(Collection entries)
= Beginning of Section =

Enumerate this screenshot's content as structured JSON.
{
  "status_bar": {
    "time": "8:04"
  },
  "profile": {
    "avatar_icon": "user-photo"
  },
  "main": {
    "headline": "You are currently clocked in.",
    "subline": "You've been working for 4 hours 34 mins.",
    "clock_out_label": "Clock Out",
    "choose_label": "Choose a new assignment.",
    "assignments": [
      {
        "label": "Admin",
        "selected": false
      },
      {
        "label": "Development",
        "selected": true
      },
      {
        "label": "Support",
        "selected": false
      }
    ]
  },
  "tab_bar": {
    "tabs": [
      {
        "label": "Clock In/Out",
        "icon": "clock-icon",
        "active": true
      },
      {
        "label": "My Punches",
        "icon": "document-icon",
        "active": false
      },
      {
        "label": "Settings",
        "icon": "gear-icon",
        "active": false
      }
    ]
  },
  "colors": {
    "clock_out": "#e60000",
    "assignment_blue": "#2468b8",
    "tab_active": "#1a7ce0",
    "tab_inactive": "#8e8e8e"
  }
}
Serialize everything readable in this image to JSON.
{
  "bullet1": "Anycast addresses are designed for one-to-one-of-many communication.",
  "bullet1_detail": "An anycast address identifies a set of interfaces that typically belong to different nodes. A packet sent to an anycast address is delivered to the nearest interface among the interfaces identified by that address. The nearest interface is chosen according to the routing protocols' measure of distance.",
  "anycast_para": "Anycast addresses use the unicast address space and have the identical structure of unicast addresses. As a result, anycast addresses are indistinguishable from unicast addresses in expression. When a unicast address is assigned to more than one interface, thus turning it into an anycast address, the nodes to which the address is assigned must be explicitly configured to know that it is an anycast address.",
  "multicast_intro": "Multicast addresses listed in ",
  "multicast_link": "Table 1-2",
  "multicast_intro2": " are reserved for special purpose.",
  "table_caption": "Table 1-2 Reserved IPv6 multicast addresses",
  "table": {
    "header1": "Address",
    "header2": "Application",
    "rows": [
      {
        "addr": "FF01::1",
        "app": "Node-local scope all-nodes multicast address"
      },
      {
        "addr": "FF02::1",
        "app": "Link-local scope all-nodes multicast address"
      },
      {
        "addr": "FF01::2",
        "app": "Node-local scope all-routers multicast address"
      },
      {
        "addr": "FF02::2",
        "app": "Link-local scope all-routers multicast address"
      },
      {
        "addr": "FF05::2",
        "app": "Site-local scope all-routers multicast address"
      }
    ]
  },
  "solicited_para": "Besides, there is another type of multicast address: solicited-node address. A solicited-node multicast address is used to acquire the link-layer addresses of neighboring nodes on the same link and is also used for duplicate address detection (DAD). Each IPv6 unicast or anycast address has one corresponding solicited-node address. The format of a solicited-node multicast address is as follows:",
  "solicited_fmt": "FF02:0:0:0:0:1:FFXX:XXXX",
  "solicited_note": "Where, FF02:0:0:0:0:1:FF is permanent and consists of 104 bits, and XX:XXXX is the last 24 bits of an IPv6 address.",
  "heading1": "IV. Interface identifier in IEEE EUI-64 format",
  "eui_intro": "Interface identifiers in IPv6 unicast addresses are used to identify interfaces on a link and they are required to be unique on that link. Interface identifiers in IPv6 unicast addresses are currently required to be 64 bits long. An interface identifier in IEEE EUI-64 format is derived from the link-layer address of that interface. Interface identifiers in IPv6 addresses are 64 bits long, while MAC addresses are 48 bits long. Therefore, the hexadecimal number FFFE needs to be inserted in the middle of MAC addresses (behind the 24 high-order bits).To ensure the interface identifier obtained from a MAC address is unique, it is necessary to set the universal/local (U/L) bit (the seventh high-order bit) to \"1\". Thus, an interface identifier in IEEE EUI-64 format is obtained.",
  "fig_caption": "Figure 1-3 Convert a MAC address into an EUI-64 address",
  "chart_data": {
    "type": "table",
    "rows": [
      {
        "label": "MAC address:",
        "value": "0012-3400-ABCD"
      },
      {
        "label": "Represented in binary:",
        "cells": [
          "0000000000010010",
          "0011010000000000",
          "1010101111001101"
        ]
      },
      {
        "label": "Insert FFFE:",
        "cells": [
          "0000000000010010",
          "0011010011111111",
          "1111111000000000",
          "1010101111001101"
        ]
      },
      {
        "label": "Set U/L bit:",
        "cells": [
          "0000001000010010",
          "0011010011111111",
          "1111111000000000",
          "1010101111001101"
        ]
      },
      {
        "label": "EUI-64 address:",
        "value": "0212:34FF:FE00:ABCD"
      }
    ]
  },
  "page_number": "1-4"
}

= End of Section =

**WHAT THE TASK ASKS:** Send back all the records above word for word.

**ANSWER FOR THIS EXERCISE:**
Enumerate this screenshot's content as structured JSON.
{
  "status_bar": {
    "time": "8:04"
  },
  "profile": {
    "avatar_icon": "user-photo"
  },
  "main": {
    "headline": "You are currently clocked in.",
    "subline": "You've been working for 4 hours 34 mins.",
    "clock_out_label": "Clock Out",
    "choose_label": "Choose a new assignment.",
    "assignments": [
      {
        "label": "Admin",
        "selected": false
      },
      {
        "label": "Development",
        "selected": true
      },
      {
        "label": "Support",
        "selected": false
      }
    ]
  },
  "tab_bar": {
    "tabs": [
      {
        "label": "Clock In/Out",
        "icon": "clock-icon",
        "active": true
      },
      {
        "label": "My Punches",
        "icon": "document-icon",
        "active": false
      },
      {
        "label": "Settings",
        "icon": "gear-icon",
        "active": false
      }
    ]
  },
  "colors": {
    "clock_out": "#e60000",
    "assignment_blue": "#2468b8",
    "tab_active": "#1a7ce0",
    "tab_inactive": "#8e8e8e"
  }
}
Serialize everything readable in this image to JSON.
{
  "bullet1": "Anycast addresses are designed for one-to-one-of-many communication.",
  "bullet1_detail": "An anycast address identifies a set of interfaces that typically belong to different nodes. A packet sent to an anycast address is delivered to the nearest interface among the interfaces identified by that address. The nearest interface is chosen according to the routing protocols' measure of distance.",
  "anycast_para": "Anycast addresses use the unicast address space and have the identical structure of unicast addresses. As a result, anycast addresses are indistinguishable from unicast addresses in expression. When a unicast address is assigned to more than one interface, thus turning it into an anycast address, the nodes to which the address is assigned must be explicitly configured to know that it is an anycast address.",
  "multicast_intro": "Multicast addresses listed in ",
  "multicast_link": "Table 1-2",
  "multicast_intro2": " are reserved for special purpose.",
  "table_caption": "Table 1-2 Reserved IPv6 multicast addresses",
  "table": {
    "header1": "Address",
    "header2": "Application",
    "rows": [
      {
        "addr": "FF01::1",
        "app": "Node-local scope all-nodes multicast address"
      },
      {
        "addr": "FF02::1",
        "app": "Link-local scope all-nodes multicast address"
      },
      {
        "addr": "FF01::2",
        "app": "Node-local scope all-routers multicast address"
      },
      {
        "addr": "FF02::2",
        "app": "Link-local scope all-routers multicast address"
      },
      {
        "addr": "FF05::2",
        "app": "Site-local scope all-routers multicast address"
      }
    ]
  },
  "solicited_para": "Besides, there is another type of multicast address: solicited-node address. A solicited-node multicast address is used to acquire the link-layer addresses of neighboring nodes on the same link and is also used for duplicate address detection (DAD). Each IPv6 unicast or anycast address has one corresponding solicited-node address. The format of a solicited-node multicast address is as follows:",
  "solicited_fmt": "FF02:0:0:0:0:1:FFXX:XXXX",
  "solicited_note": "Where, FF02:0:0:0:0:1:FF is permanent and consists of 104 bits, and XX:XXXX is the last 24 bits of an IPv6 address.",
  "heading1": "IV. Interface identifier in IEEE EUI-64 format",
  "eui_intro": "Interface identifiers in IPv6 unicast addresses are used to identify interfaces on a link and they are required to be unique on that link. Interface identifiers in IPv6 unicast addresses are currently required to be 64 bits long. An interface identifier in IEEE EUI-64 format is derived from the link-layer address of that interface. Interface identifiers in IPv6 addresses are 64 bits long, while MAC addresses are 48 bits long. Therefore, the hexadecimal number FFFE needs to be inserted in the middle of MAC addresses (behind the 24 high-order bits).To ensure the interface identifier obtained from a MAC address is unique, it is necessary to set the universal/local (U/L) bit (the seventh high-order bit) to \"1\". Thus, an interface identifier in IEEE EUI-64 format is obtained.",
  "fig_caption": "Figure 1-3 Convert a MAC address into an EUI-64 address",
  "chart_data": {
    "type": "table",
    "rows": [
      {
        "label": "MAC address:",
        "value": "0012-3400-ABCD"
      },
      {
        "label": "Represented in binary:",
        "cells": [
          "0000000000010010",
          "0011010000000000",
          "1010101111001101"
        ]
      },
      {
        "label": "Insert FFFE:",
        "cells": [
          "0000000000010010",
          "0011010011111111",
          "1111111000000000",
          "1010101111001101"
        ]
      },
      {
        "label": "Set U/L bit:",
        "cells": [
          "0000001000010010",
          "0011010011111111",
          "1111111000000000",
          "1010101111001101"
        ]
      },
      {
        "label": "EUI-64 address:",
        "value": "0212:34FF:FE00:ABCD"
      }
    ]
  },
  "page_number": "1-4"
}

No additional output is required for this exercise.